Campaigning groups, such as Friends of the Earth, scorn the idea that wood chips are ‘carbon neutral’ or that felling millions of acres of American forests, to turn trees into chips and then transporting those chips thousands of miles to Yorkshire, will end up making any significant net reduction in ‘carbon’ emissions.

As Drax admits, all this means that to generate nearly the same amount of power from wood as it does from coal will cost between two and three times as much, meaning that its fuel costs will double or treble—so that the only thing to make this possible will be a massive subsidy, which will eventually be worth over 1 billion pounds a year. (3)

Drax is not the only proposed ‘wood-burner’ in the UK. If all goes according to plans, the country could be burning somewhere between 15 and 35 million tons of wood for energy in 2017. Irrespective of the exact figure, this would be a lot—somewhere between two and a half to five times the UK’s wood harvest. (4)

Also, wood burning makes smoke and wood is 1,000 times more susceptible to spontaneous combustion than coal. There have been several disastrous fires in plants that converted to biomass burning. (2)

Worth the Trouble?

The proponents of ‘global warming’ have assumed for many years that the burning of biomass would be inherently ‘carbon neutral.’ Steve Goreham says, “If true, the substitution of biofuels for hydrocarbon vehicle fuel would reduce global greenhouse gas emissions. This is the basis for many climate change policies in the US, Europe, and other areas. But the burning of wood or plant material releases CO2 into the atmosphere, like any other combustion. Burning 1 metric ton of dry wood releases about 1.8 metric tons of CO2 into the atmosphere. In addition, since biomass has lower energy density than coal, gas, or petroleum products, direct burning of biomass releases more CO2 than hydrocarbon fuels.” (5)
Since biofuels are less efficient than gasoline or diesel fuel, they actually emit more CO2 per gallon than hydrocarbon fuels, when proper accounting is used for carbon sequestered in natural vegetation.
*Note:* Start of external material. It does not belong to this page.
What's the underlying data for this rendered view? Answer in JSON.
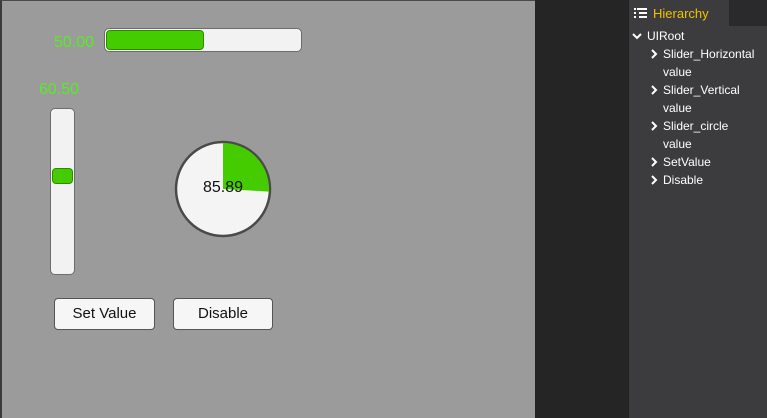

World governments are actually boosting emissions with biofuel policies.

Also, over the past few years, scientists have concluded that the original idea—carbon in managed forests offset carbon in power stations—was an oversimplification. In reality, carbon neutrality depends on the type of forest used, how fast the trees grow, whether you use woodchips or whole trees and so on. A researcher at Princeton University calculated that if whole trees are used to produce energy, they would increase carbon emissions compared with coal by 79 percent over 20 years and 49 percent over 40 years and that there would be no carbon reduction for 100 years until the replacement trees have matured. But as Tom Brookes of the European ClimateFoundation points out, “we’re trying to cut carbon now, not in 100 years’ time.” (1)

In short, the EU has created a subsidy which costs a packet, probably does not reduce carbon emissions, and does not encourage new energy technologies. (1)


  1. “The fuel of the future,” The Economist, April 6, 2013
  2. Jane Orient, “Back to Medievalism,” Civil Defense Perspectives, March 2013, Volume 29, #3
  3. Christopher Booker, “Eco Madness,” tallbloke.wordpress.com, March 9, 2013
  4. Robin Webster, “Plans to massively expand wood burning lead to concerns about sustainability,” carbonbrief.org/blog, May 7, 2013
  5. Steve Goreham, The Mad, Mad, Mad World of Climatism, (New Lenox, IL, New Lenox Books, 2013), 209